_EXERCISE REQUIREMENTS:_
Determine how many lines in the entries below contain "icon", and output only that number.

_MATERIAL FOR THE TASK:_
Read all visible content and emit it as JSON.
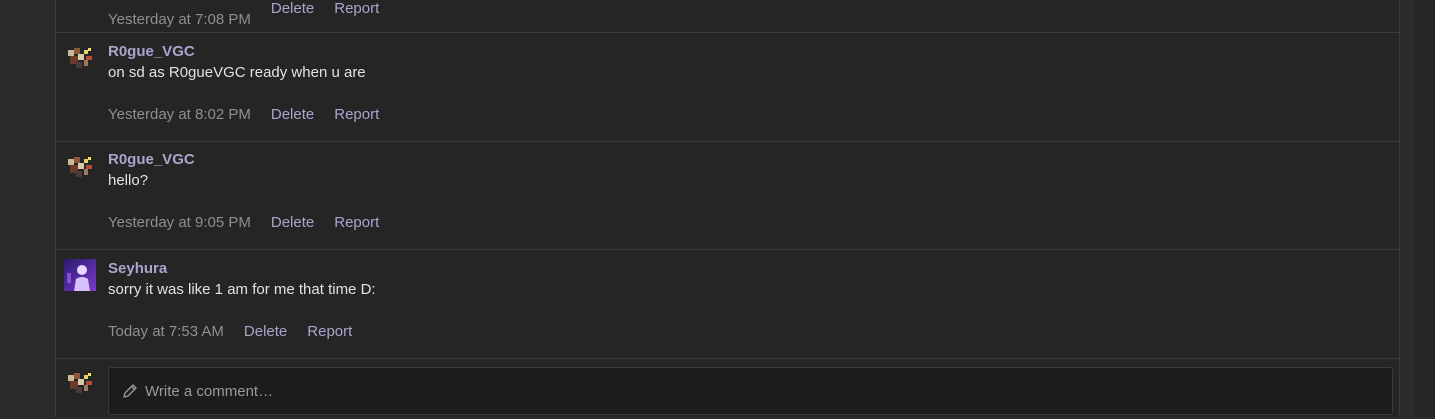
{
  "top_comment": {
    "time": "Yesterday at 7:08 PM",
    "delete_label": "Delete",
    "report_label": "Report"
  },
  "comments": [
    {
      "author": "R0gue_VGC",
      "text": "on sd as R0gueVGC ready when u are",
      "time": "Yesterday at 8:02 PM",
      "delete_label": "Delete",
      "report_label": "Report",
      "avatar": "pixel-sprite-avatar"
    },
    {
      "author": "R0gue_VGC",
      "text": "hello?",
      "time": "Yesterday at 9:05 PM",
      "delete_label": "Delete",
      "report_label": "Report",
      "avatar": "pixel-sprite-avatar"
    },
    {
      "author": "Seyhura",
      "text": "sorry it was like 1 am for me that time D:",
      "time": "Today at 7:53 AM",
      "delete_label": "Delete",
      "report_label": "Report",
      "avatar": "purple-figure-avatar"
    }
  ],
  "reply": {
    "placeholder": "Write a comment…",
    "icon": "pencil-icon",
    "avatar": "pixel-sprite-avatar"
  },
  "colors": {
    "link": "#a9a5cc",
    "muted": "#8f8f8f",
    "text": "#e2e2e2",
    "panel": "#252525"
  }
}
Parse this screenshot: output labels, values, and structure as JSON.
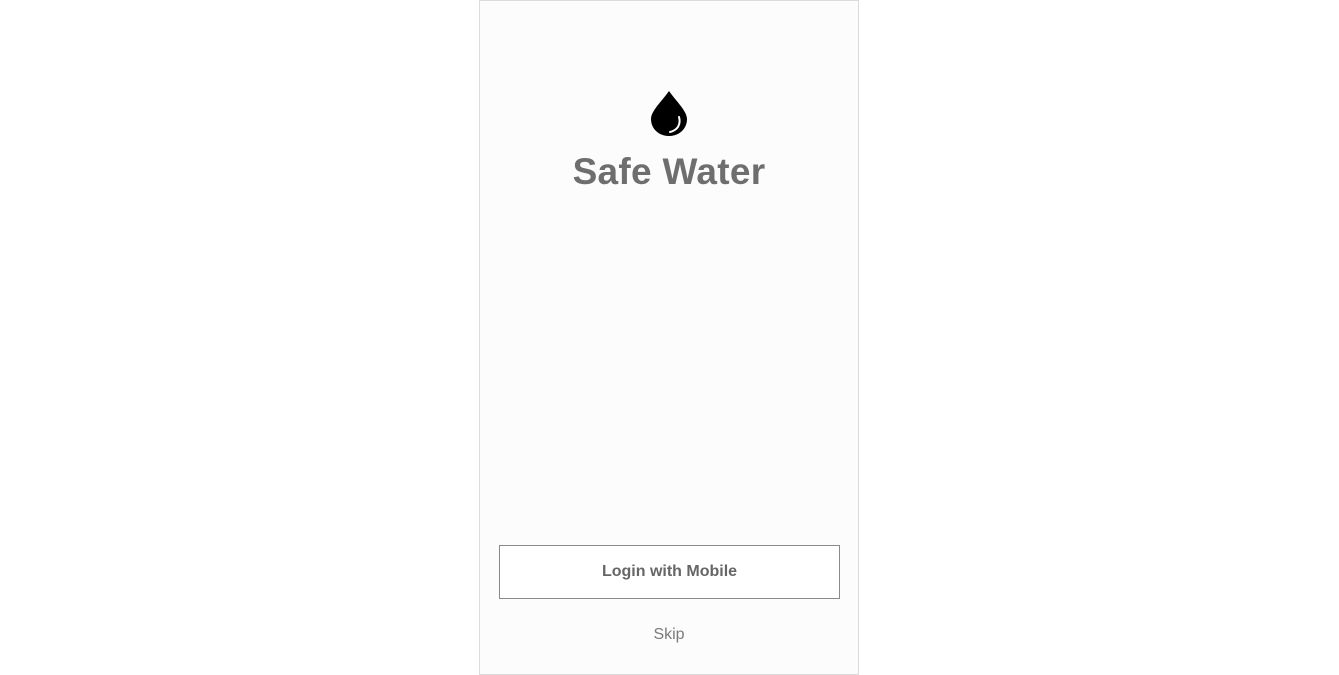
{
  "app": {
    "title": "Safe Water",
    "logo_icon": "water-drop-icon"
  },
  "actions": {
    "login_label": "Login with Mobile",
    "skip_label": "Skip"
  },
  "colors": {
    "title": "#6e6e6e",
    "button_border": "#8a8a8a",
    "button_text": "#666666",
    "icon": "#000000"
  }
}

_RESULT OF THE TASK:_
3